Many may have been told they have a refractive problem by their eye care professional and not understood clearly what was meant by this. The word refraction is used to describe the way light is focused by your eye. It depends on three elements: the curvature of the cornea, the power of the lens, and the length of the eye. If these elements are structured correctly then light will focus on the retina properly. However it is not unusual for one or a combination of these to be structured imperfectly. This irregularity results in a refractive problem.
When an eye is myopic it has too much focusing power. This extra focusing ability is the result of any eyeball that is too long or a cornea that has excessive curvature creating a steep surface. When an eye has too much focusing power the image falls before the retina and therefore cannot be transferred to the brain for processing. Those with myopia see distance objects blurred. Near objects; however, can be focused clearly since they usually require additional focusing power to produce a clear image.
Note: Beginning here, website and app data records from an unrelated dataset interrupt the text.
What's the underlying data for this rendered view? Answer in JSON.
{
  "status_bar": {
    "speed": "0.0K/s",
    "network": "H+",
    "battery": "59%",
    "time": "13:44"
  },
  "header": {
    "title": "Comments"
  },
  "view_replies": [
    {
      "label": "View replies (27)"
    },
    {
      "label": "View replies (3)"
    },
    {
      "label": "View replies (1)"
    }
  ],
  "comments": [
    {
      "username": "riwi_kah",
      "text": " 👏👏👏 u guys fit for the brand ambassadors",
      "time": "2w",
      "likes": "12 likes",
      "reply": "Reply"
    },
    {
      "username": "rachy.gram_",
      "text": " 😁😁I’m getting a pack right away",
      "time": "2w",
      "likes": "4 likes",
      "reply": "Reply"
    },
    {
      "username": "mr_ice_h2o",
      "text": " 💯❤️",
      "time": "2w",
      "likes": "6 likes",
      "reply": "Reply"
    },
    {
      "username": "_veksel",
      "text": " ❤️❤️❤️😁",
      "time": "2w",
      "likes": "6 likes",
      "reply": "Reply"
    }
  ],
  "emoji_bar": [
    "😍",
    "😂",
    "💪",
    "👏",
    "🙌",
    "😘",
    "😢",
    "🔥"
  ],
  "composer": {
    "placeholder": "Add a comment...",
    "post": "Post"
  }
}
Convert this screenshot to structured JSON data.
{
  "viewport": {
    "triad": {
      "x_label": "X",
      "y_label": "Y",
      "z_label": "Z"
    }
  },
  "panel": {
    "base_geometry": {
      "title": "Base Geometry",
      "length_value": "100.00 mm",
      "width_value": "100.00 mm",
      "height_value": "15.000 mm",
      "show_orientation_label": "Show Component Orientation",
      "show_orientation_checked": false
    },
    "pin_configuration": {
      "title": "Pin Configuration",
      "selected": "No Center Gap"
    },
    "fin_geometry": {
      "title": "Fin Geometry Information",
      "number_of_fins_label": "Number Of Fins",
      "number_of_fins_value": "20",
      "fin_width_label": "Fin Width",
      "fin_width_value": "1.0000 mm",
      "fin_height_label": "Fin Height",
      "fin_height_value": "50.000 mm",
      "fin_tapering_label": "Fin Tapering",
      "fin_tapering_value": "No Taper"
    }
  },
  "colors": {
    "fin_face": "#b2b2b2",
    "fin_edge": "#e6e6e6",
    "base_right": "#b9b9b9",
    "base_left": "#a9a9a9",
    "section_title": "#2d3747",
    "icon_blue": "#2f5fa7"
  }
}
A hyperopic eye does not have enough focusing power. The lack of focusing ability is the result of an eyeball that is too short or a cornea that does not have enough curve. This creates a flat surface. When an eye lacks focusing power the image being focused falls behind the retina and as a result is not sent to the brain for processing. Those with hyperopia can see distance objects clearly since it usually requires less focusing power to see these images. Near objects however are blurred.
When an eye is astigmatic it lacks a uniform surface which results in the inability to have one focal point. This asymmetry is due to the cornea being curved on one place more so than on the other. It is easier to understand this concept if you consider a normal eye to be the shape of a tennis ball (spherical) and an astigmatic eye the shape of a football (toric). Usually astigmatism is the combination of both myopia and hyperopia and therefore both distance and near objects are blurry.
Measuring Refractive Problems
Refractive problems are measured in units called diopters. This represents the amount of correction needed in corrective lenses to normalize vision. If an eye is myopic a concave or minus lens is used. For example if a myopic eye has 9 diopters of extra focusing power, this extra power would be balanced with a minus 9 diopter lens. If an eye is hyperopic a convex or plus lens is used. For example a hyperopic eye that is short 3 diopters of focusing power, would be given a plus 3 diopter lens. In addition, combinations of plus and minus lenses are used to correct astigmatism. The higher the number of diopters needed in lenses the greater the refractive problem. In summary up to 6 diopters of correction is considered low, between 7 and 10 is considered moderate and beyond 10 is considered high.
Non-Surgical Correction of Refractive Problems
Glasses are the most common aid used to correct refractive errors. The advantages glasses offer include lower cost, easy maintenance, and versatility. Disadvantages however include change in cosmetic appearance, limited lifespan, restriction of peripheral vision and interference with recreational activities. Although surgical methods of correction are becoming increasingly popular today, glasses will always remain a reliable source of correction.
Contact lenses have become a popular alternative to glasses. Some advantages contact lenses have over glasses include a more precise vision, more freedom during recreational activities, and less detraction from appearance. Contact lenses however do not come without their own problems. First, they require regular cleaning otherwise serious infections can occur. Second, not everyone can tolerate a contact lens. Some eyes are too dry or sensitive. As well, such refractive problems as high degrees of astigmatism cannot be corrected with contact lenses. In short, although an alternative for some, contact lenses still fall short as a solution to refractive problems.
In an attempt to correct refractive errors, several other non-surgical techniques have been introduced over the years, including eye exercises, acupressure, and orthokeratology. These methods may lead to temporary improvement, however they have not proven to be a permanent solution. Since refractive problems are the result of an anatomical irregularity, methods that do not offer a change of the anatomy's structure cannot offer any lifetime solution.